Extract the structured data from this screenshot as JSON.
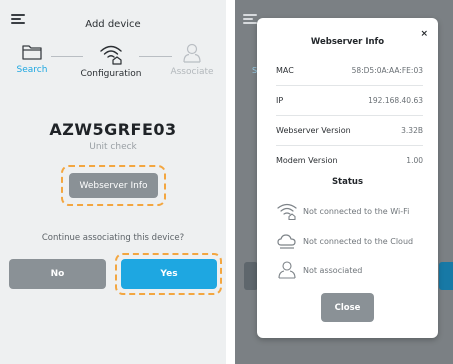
{
  "left": {
    "title": "Add device",
    "steps": [
      {
        "label": "Search",
        "icon": "folder-icon",
        "state": "done"
      },
      {
        "label": "Configuration",
        "icon": "wifi-home-icon",
        "state": "active"
      },
      {
        "label": "Associate",
        "icon": "person-icon",
        "state": "pending"
      }
    ],
    "device_name": "AZW5GRFE03",
    "unit_check": "Unit check",
    "webserver_button": "Webserver Info",
    "continue_prompt": "Continue associating this device?",
    "no_button": "No",
    "yes_button": "Yes"
  },
  "right": {
    "modal": {
      "title": "Webserver Info",
      "close_glyph": "×",
      "rows": [
        {
          "key": "MAC",
          "value": "58:D5:0A:AA:FE:03"
        },
        {
          "key": "IP",
          "value": "192.168.40.63"
        },
        {
          "key": "Webserver Version",
          "value": "3.32B"
        },
        {
          "key": "Modem Version",
          "value": "1.00"
        }
      ],
      "status_title": "Status",
      "status": [
        {
          "icon": "wifi-home-icon",
          "text": "Not connected to the Wi-Fi"
        },
        {
          "icon": "cloud-icon",
          "text": "Not connected to the Cloud"
        },
        {
          "icon": "person-icon",
          "text": "Not associated"
        }
      ],
      "close_button": "Close"
    }
  },
  "colors": {
    "accent": "#1ea7e1",
    "step_done": "#1ea7e1",
    "highlight_dash": "#f3a640",
    "button_grey": "#8a9196",
    "overlay": "#7b8084"
  }
}
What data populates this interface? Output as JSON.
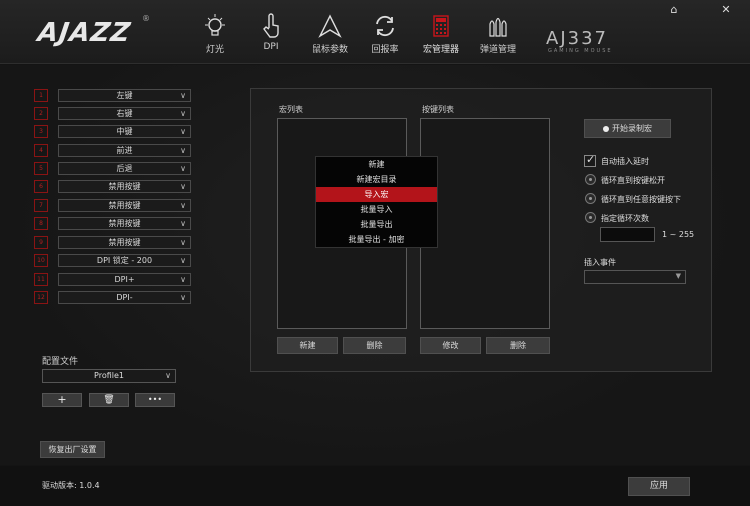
{
  "brand": {
    "logo": "AJAZZ",
    "reg": "®",
    "model": "AJ337",
    "model_sub": "GAMING MOUSE"
  },
  "nav": [
    {
      "label": "灯光",
      "icon": "bulb-icon"
    },
    {
      "label": "DPI",
      "icon": "hand-pointer-icon"
    },
    {
      "label": "鼠标参数",
      "icon": "cursor-arrow-icon"
    },
    {
      "label": "回报率",
      "icon": "refresh-icon"
    },
    {
      "label": "宏管理器",
      "icon": "calculator-icon"
    },
    {
      "label": "弹道管理",
      "icon": "bullets-icon"
    }
  ],
  "window": {
    "home_icon": "⌂",
    "close_icon": "✕"
  },
  "keys": [
    {
      "num": "1",
      "label": "左键"
    },
    {
      "num": "2",
      "label": "右键"
    },
    {
      "num": "3",
      "label": "中键"
    },
    {
      "num": "4",
      "label": "前进"
    },
    {
      "num": "5",
      "label": "后退"
    },
    {
      "num": "6",
      "label": "禁用按键"
    },
    {
      "num": "7",
      "label": "禁用按键"
    },
    {
      "num": "8",
      "label": "禁用按键"
    },
    {
      "num": "9",
      "label": "禁用按键"
    },
    {
      "num": "10",
      "label": "DPI 锁定 - 200"
    },
    {
      "num": "11",
      "label": "DPI+"
    },
    {
      "num": "12",
      "label": "DPI-"
    }
  ],
  "profile": {
    "label": "配置文件",
    "selected": "Profile1",
    "add": "+",
    "delete": "🗑",
    "more": "•••"
  },
  "restore_button": "恢复出厂设置",
  "macro_panel": {
    "macro_list_label": "宏列表",
    "key_list_label": "按键列表",
    "new_button": "新建",
    "delete_button": "删除",
    "modify_button": "修改",
    "delete_button_2": "删除",
    "context_menu": [
      "新建",
      "新建宏目录",
      "导入宏",
      "批量导入",
      "批量导出",
      "批量导出 - 加密"
    ],
    "record_button": "开始录制宏",
    "auto_delay": "自动插入延时",
    "loop_options": [
      "循环直到按键松开",
      "循环直到任意按键按下",
      "指定循环次数"
    ],
    "loop_range": "1 ~ 255",
    "insert_event_label": "插入事件"
  },
  "footer": {
    "version": "驱动版本: 1.0.4",
    "apply_button": "应用"
  },
  "colors": {
    "accent": "#b3141a",
    "background": "#141414"
  }
}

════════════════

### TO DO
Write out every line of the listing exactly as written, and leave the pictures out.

### OUTPUT
Extract the structured data from this screenshot as JSON.
{
  "left": {
    "title": "Add device",
    "steps": [
      {
        "label": "Search",
        "icon": "folder-icon",
        "state": "done"
      },
      {
        "label": "Configuration",
        "icon": "wifi-home-icon",
        "state": "active"
      },
      {
        "label": "Associate",
        "icon": "person-icon",
        "state": "pending"
      }
    ],
    "device_name": "AZW5GRFE03",
    "unit_check": "Unit check",
    "webserver_button": "Webserver Info",
    "continue_prompt": "Continue associating this device?",
    "no_button": "No",
    "yes_button": "Yes"
  },
  "right": {
    "modal": {
      "title": "Webserver Info",
      "close_glyph": "×",
      "rows": [
        {
          "key": "MAC",
          "value": "58:D5:0A:AA:FE:03"
        },
        {
          "key": "IP",
          "value": "192.168.40.63"
        },
        {
          "key": "Webserver Version",
          "value": "3.32B"
        },
        {
          "key": "Modem Version",
          "value": "1.00"
        }
      ],
      "status_title": "Status",
      "status": [
        {
          "icon": "wifi-home-icon",
          "text": "Not connected to the Wi-Fi"
        },
        {
          "icon": "cloud-icon",
          "text": "Not connected to the Cloud"
        },
        {
          "icon": "person-icon",
          "text": "Not associated"
        }
      ],
      "close_button": "Close"
    }
  },
  "colors": {
    "accent": "#1ea7e1",
    "step_done": "#1ea7e1",
    "highlight_dash": "#f3a640",
    "button_grey": "#8a9196",
    "overlay": "#7b8084"
  }
}
What data populates this interface? Output as JSON.
{
  "brand": {
    "logo": "AJAZZ",
    "reg": "®",
    "model": "AJ337",
    "model_sub": "GAMING MOUSE"
  },
  "nav": [
    {
      "label": "灯光",
      "icon": "bulb-icon"
    },
    {
      "label": "DPI",
      "icon": "hand-pointer-icon"
    },
    {
      "label": "鼠标参数",
      "icon": "cursor-arrow-icon"
    },
    {
      "label": "回报率",
      "icon": "refresh-icon"
    },
    {
      "label": "宏管理器",
      "icon": "calculator-icon"
    },
    {
      "label": "弹道管理",
      "icon": "bullets-icon"
    }
  ],
  "window": {
    "home_icon": "⌂",
    "close_icon": "✕"
  },
  "keys": [
    {
      "num": "1",
      "label": "左键"
    },
    {
      "num": "2",
      "label": "右键"
    },
    {
      "num": "3",
      "label": "中键"
    },
    {
      "num": "4",
      "label": "前进"
    },
    {
      "num": "5",
      "label": "后退"
    },
    {
      "num": "6",
      "label": "禁用按键"
    },
    {
      "num": "7",
      "label": "禁用按键"
    },
    {
      "num": "8",
      "label": "禁用按键"
    },
    {
      "num": "9",
      "label": "禁用按键"
    },
    {
      "num": "10",
      "label": "DPI 锁定 - 200"
    },
    {
      "num": "11",
      "label": "DPI+"
    },
    {
      "num": "12",
      "label": "DPI-"
    }
  ],
  "profile": {
    "label": "配置文件",
    "selected": "Profile1",
    "add": "+",
    "delete": "🗑",
    "more": "•••"
  },
  "restore_button": "恢复出厂设置",
  "macro_panel": {
    "macro_list_label": "宏列表",
    "key_list_label": "按键列表",
    "new_button": "新建",
    "delete_button": "删除",
    "modify_button": "修改",
    "delete_button_2": "删除",
    "context_menu": [
      "新建",
      "新建宏目录",
      "导入宏",
      "批量导入",
      "批量导出",
      "批量导出 - 加密"
    ],
    "record_button": "开始录制宏",
    "auto_delay": "自动插入延时",
    "loop_options": [
      "循环直到按键松开",
      "循环直到任意按键按下",
      "指定循环次数"
    ],
    "loop_range": "1 ~ 255",
    "insert_event_label": "插入事件"
  },
  "footer": {
    "version": "驱动版本: 1.0.4",
    "apply_button": "应用"
  },
  "colors": {
    "accent": "#b3141a",
    "background": "#141414"
  }
}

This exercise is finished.